Unix & Linux Stack Exchange is a question and answer site for users of Linux, FreeBSD and other Un*x-like operating systems. Join them; it only takes a minute:

Sign up
Here's how it works:
  1. Anybody can ask a question
  2. Anybody can answer
  3. The best answers are voted up and rise to the top

I have found it difficult to research a wireless print server which will be supported on Linux. I use Debian 6 and Ubuntu 10.04 (also Windows 7 64 bit, Vista, and MACOS Snow Leopard). Everyone in my household using uses a different OS, so it is all the more difficult to ensure interoperability across so many OSs.

Where can I find a definitive, authoritative and complete list of supported print servers?

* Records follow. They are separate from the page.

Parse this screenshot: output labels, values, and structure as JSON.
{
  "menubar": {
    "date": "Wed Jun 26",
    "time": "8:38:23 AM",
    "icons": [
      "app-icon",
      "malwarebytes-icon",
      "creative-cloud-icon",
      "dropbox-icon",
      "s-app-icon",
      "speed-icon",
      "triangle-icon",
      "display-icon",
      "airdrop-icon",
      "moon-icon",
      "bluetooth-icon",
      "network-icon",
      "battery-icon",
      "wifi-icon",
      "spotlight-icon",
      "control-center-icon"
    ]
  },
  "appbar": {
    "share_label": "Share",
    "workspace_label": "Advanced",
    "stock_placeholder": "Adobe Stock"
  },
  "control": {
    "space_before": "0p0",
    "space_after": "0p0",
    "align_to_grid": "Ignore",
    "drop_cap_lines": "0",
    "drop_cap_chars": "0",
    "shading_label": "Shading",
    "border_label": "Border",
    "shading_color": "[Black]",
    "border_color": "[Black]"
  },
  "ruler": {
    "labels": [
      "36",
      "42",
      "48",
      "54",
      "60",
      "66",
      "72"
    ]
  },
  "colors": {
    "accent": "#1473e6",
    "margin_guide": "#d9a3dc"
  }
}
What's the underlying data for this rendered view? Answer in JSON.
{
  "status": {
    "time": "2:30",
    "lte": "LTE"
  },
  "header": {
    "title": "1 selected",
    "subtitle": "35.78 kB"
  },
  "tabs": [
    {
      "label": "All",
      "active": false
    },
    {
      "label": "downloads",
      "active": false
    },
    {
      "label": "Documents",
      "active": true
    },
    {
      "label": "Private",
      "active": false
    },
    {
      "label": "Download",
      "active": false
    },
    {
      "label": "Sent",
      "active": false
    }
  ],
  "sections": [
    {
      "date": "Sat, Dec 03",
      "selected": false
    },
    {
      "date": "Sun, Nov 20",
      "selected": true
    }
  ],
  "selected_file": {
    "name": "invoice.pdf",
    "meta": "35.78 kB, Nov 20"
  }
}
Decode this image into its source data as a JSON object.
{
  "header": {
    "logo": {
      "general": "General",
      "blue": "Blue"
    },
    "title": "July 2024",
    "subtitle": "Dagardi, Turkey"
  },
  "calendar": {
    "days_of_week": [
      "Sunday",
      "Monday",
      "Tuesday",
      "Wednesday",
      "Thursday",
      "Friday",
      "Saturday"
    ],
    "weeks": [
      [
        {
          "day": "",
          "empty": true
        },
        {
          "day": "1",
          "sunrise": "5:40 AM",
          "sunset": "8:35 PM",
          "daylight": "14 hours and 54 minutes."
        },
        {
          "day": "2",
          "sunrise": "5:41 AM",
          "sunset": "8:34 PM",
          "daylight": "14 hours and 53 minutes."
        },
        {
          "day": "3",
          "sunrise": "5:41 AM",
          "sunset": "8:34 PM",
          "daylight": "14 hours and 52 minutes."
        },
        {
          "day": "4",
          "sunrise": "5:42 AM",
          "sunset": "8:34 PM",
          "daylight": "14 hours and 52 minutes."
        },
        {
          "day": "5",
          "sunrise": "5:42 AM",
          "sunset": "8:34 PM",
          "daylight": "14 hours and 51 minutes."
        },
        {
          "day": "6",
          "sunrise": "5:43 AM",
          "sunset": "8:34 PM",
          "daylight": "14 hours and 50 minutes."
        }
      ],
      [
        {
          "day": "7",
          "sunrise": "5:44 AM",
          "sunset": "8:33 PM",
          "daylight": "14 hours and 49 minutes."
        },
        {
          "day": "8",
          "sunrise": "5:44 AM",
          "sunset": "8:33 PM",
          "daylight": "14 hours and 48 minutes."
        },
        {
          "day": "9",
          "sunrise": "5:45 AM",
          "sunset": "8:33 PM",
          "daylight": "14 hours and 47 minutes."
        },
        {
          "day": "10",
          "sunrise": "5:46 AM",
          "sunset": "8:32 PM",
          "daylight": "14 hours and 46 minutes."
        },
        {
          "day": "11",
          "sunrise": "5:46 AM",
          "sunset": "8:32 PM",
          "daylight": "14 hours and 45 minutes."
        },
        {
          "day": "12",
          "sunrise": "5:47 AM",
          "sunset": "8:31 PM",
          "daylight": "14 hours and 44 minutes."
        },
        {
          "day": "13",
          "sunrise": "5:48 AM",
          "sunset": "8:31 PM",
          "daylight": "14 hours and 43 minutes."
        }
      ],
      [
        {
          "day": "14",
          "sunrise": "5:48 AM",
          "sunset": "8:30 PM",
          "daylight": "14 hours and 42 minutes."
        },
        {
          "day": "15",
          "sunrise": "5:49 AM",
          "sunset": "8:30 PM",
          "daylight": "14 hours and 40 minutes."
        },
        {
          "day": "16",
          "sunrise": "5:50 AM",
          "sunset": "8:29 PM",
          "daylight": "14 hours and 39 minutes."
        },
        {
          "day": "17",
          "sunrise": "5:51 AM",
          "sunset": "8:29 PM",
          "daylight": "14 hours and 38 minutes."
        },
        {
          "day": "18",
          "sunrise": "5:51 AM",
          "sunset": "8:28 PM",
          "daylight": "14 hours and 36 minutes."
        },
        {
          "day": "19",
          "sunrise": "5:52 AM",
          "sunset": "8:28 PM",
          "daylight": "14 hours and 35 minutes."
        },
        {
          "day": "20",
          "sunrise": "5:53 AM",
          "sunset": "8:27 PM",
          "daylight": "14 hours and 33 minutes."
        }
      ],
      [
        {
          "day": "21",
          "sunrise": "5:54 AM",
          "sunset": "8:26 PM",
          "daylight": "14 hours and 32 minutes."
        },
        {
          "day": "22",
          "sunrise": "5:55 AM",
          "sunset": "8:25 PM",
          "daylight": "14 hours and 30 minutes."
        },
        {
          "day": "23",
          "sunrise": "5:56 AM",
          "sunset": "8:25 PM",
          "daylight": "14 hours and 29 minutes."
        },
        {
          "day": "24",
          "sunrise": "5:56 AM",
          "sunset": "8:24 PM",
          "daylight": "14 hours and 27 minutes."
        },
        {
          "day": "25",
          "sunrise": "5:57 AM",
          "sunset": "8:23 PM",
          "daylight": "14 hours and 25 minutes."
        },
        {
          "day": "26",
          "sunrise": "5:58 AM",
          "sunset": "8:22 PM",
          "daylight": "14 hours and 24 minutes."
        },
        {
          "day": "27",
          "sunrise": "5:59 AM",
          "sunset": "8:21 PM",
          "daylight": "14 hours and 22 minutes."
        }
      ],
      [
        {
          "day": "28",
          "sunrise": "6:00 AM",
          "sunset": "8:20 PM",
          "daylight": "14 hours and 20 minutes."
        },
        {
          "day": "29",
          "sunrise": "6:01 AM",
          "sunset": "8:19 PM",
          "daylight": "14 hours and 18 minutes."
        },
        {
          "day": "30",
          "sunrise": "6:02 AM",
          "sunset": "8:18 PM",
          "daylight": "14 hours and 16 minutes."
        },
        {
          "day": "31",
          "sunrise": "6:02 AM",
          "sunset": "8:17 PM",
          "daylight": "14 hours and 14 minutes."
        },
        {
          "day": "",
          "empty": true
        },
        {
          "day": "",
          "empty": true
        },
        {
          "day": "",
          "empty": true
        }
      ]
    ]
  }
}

Also, I want to keep things simple as possible. This is an important criterion for my choice of wireless print server. GUI mediated setup/install is much preferred over complex configuration files and command line. I know of CUPs, but I don't know if CUPs will regulate the wireless print server and what's involved.

The print server is to enable sharing of Brother HL-4050CDN printer.

Edit: I'm seriously considering the Belkin F5L049au. But the customer support people tell me it does not support Linux. But this is true of the majority of the print server market... Anybody, help?

Edit2: Must support N network standard, the printer above, be wireless, and be Linux compatible.

share|improve this question
up vote 1 down vote accepted

You are making the problem more complicated that it needs to be. You should only need to investigate using a print server when the printer does not have any networking functionality itself, such as a USB-only or Parallel port device.

Therefore the question becomes: how do you get a non-wireless device onto a wireless network?

There are two solutions:

  1. Connect the printer network port directly into your wireless router device.
  2. Use a WiFi bridge to extend the wireless signal onto Ethernet, supported by most access point devices and possible with most wireless routers.


share|improve this answer

Your Answer


By posting your answer, you agree to the privacy policy and terms of service.

Not the answer you're looking for? Browse other questions tagged or ask your own question.